Government considering whether to continue consensual agreement or implement 2006 Act
With just eight days to go for the completion of admissions for postgraduate medical courses in the State, the government seems to be in two minds on its consensual agreement with the private unaided educational institutions for admissions this year.
A meeting chaired by Chief Minister Siddaramaiah on Wednesday with Minister of State for Medical Education Minister Sharan Prakash Rudrappa Patil and Higher Education and Tourism Minister R.V. Deshpande to resolve the imbroglio over admissions for PG courses remained inconclusive. The meeting was attended by representatives of COMED-K.
A decision was taken to hold another round of meeting in the next few days.
The Supreme Court, in its order on May 13, said that the last date for admissions for PG medical courses will be May 31. Seeking more time for the last date for admissions, the government has filed a petition in the Supreme Court and it would come up for hearing on Monday, Dr. Patil said.
Though the Chief Minister and Dr. Patil are committed to implementing the Karnataka Professional Educational Institutions (Regulation of Admission and Fixation of Fee) Act, 2006, they fear a fixation committee under the Act may increase fee and that would burden students belonging to poor families. Moreover, a committee is yet to be constituted.
The BJP-Janata Dal(S) coalition government and the BJP government had entered into a consensual arrangement or agreement with the Private Unaided Professional Educational Institutions for 2006-2007, 2007-2008 2008-09, 2009-10, 2010-11, 2011-12 and 2012-13.
The previous governments kept in abeyance the Act of 2006 for admissions and fixation of fee in private unaided professional educational institutions.
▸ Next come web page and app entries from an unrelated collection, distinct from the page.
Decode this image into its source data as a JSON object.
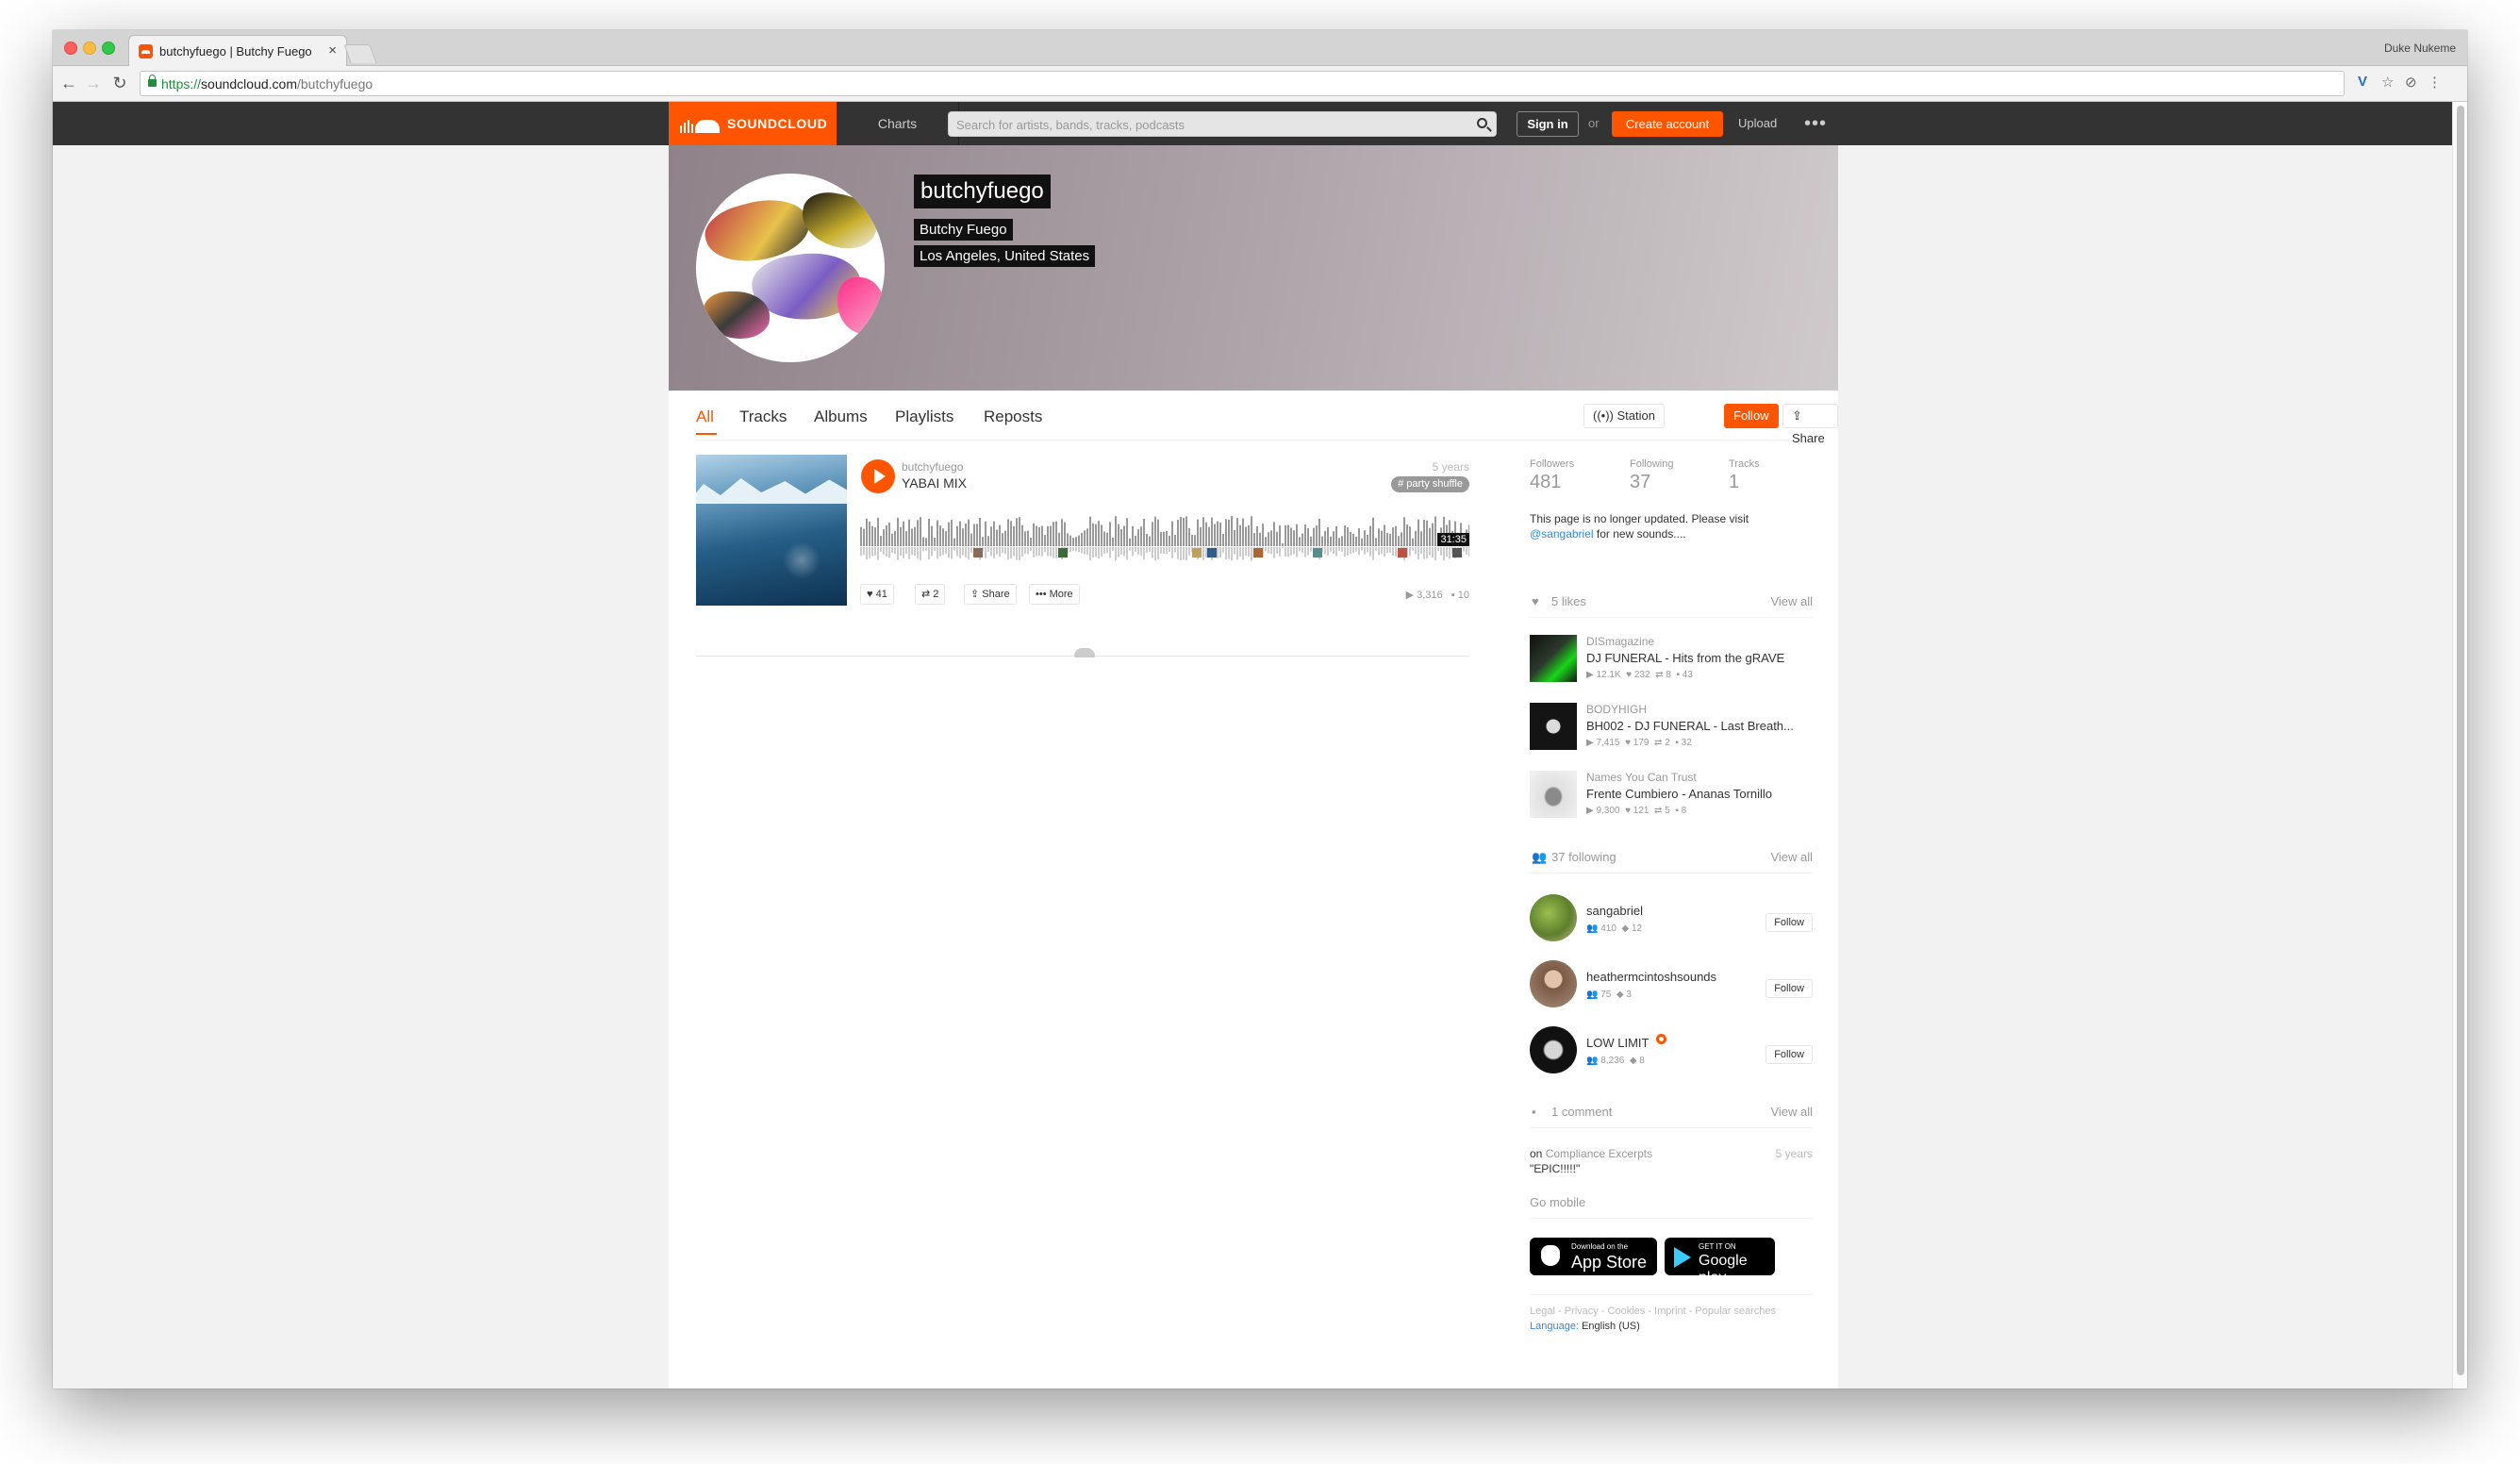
{
  "browser": {
    "tab_title": "butchyfuego | Butchy Fuego",
    "tab_close": "×",
    "url_scheme": "https://",
    "url_host": "soundcloud.com",
    "url_path": "/butchyfuego",
    "profile_name": "Duke Nukeme"
  },
  "header": {
    "logo_text": "SOUNDCLOUD",
    "charts": "Charts",
    "search_placeholder": "Search for artists, bands, tracks, podcasts",
    "sign_in": "Sign in",
    "or": "or",
    "create_account": "Create account",
    "upload": "Upload",
    "more": "•••"
  },
  "profile": {
    "username": "butchyfuego",
    "full_name": "Butchy Fuego",
    "location": "Los Angeles, United States",
    "tabs": [
      "All",
      "Tracks",
      "Albums",
      "Playlists",
      "Reposts"
    ],
    "station": "Station",
    "follow": "Follow",
    "share": "Share"
  },
  "track": {
    "user": "butchyfuego",
    "title": "YABAI MIX",
    "age": "5 years",
    "tag": "# party shuffle",
    "duration": "31:35",
    "likes": "41",
    "reposts": "2",
    "share": "Share",
    "more": "More",
    "plays": "3,316",
    "comments": "10"
  },
  "sidebar": {
    "stats": [
      {
        "label": "Followers",
        "value": "481"
      },
      {
        "label": "Following",
        "value": "37"
      },
      {
        "label": "Tracks",
        "value": "1"
      }
    ],
    "bio_line1": "This page is no longer updated. Please visit",
    "bio_link": "@sangabriel",
    "bio_line2": " for new sounds....",
    "likes_header": "5 likes",
    "view_all": "View all",
    "likes": [
      {
        "user": "DISmagazine",
        "title": "DJ FUNERAL - Hits from the gRAVE",
        "plays": "12.1K",
        "likes": "232",
        "reposts": "8",
        "comments": "43"
      },
      {
        "user": "BODYHIGH",
        "title": "BH002 - DJ FUNERAL - Last Breath...",
        "plays": "7,415",
        "likes": "179",
        "reposts": "2",
        "comments": "32"
      },
      {
        "user": "Names You Can Trust",
        "title": "Frente Cumbiero - Ananas Tornillo",
        "plays": "9,300",
        "likes": "121",
        "reposts": "5",
        "comments": "8"
      }
    ],
    "following_header": "37 following",
    "following": [
      {
        "name": "sangabriel",
        "followers": "410",
        "tracks": "12",
        "button": "Follow"
      },
      {
        "name": "heathermcintoshsounds",
        "followers": "75",
        "tracks": "3",
        "button": "Follow"
      },
      {
        "name": "LOW LIMIT",
        "followers": "8,236",
        "tracks": "8",
        "button": "Follow"
      }
    ],
    "comments_header": "1 comment",
    "comment_on": "on",
    "comment_track": "Compliance Excerpts",
    "comment_age": "5 years",
    "comment_text": "\"EPIC!!!!!\"",
    "go_mobile": "Go mobile",
    "appstore_small": "Download on the",
    "appstore_big": "App Store",
    "gplay_small": "GET IT ON",
    "gplay_big": "Google play",
    "footer_links": "Legal - Privacy - Cookies - Imprint - Popular searches",
    "language_label": "Language:",
    "language_value": " English (US)"
  },
  "colors": {
    "accent": "#ff5500",
    "header_bg": "#333333"
  }
}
Speaking to The Hindu, Dr. Patil said that the private college managements have expressed readiness for continuation of the consensual pact. But the managements placed a proposal to seek a hike in fee. The government considered that hike in fee would increase the financial burden on meritorious students belonging to poor families.
As the principal Opposition, the Congress had, in the last five years, been pressing for the implementation of the 2006 Act. Now, the party has come to power and it is in two minds whether to implement the Act or go ahead with the consensual pact, sources said.
“Keeping in view the students’ interests, the government has an open mind on admissions. The government is keen on implementing the 2006 Act and is considering the pros and cons of the Act as well as the consensual agreement,” Dr. Patil said. “We cannot keep the future of the students in the dark all the time. We are going to implement the Act. But time is too short now. The Chief Minister will hold another round of meeting soon to finalise the admission process,” Dr. Patil said.
Under the consensual pact, different fee structure would be fixed for different categories of students. Under the 2006 Act, the Fee Fixation Committee should be headed by a retired High Court judge. The fee for students belonging to poor families in government medical college was Rs. 36,000 and more than Rs. 3 lakh for other students under government quota in private colleges in 2012-13.
Under the Act, 50 per cent of the seats are reserved for students belonging to poor, Scheduled Castes, Scheduled Tribes and other backward class families in government, aided consortium of medical, engineering and dental colleges. Under the pact, only 25 per cent of seats were reserved for such students in COMED-K colleges last year, officials said.
As per the Act, the government should constitute a one-man regulatory committee headed by a former Vice-Chancellor of university, to oversee the admission process. The committee is yet to be set up.